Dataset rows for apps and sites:
──────────────────────────────
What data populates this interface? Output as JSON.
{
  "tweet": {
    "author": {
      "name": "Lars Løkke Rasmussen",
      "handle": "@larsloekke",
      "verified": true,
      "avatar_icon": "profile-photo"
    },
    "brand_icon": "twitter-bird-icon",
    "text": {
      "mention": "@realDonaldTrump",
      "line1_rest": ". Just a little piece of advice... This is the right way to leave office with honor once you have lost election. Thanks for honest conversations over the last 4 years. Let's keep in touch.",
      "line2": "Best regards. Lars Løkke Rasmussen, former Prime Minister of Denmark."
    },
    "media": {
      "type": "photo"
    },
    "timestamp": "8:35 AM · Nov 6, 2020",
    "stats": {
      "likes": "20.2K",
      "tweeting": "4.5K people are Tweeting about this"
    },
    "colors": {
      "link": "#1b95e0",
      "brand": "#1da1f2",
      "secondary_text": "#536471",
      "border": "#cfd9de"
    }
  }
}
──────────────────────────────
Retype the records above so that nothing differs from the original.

> [Solution below]
What data populates this interface? Output as JSON.
{
  "tweet": {
    "author": {
      "name": "Lars Løkke Rasmussen",
      "handle": "@larsloekke",
      "verified": true,
      "avatar_icon": "profile-photo"
    },
    "brand_icon": "twitter-bird-icon",
    "text": {
      "mention": "@realDonaldTrump",
      "line1_rest": ". Just a little piece of advice... This is the right way to leave office with honor once you have lost election. Thanks for honest conversations over the last 4 years. Let's keep in touch.",
      "line2": "Best regards. Lars Løkke Rasmussen, former Prime Minister of Denmark."
    },
    "media": {
      "type": "photo"
    },
    "timestamp": "8:35 AM · Nov 6, 2020",
    "stats": {
      "likes": "20.2K",
      "tweeting": "4.5K people are Tweeting about this"
    },
    "colors": {
      "link": "#1b95e0",
      "brand": "#1da1f2",
      "secondary_text": "#536471",
      "border": "#cfd9de"
    }
  }
}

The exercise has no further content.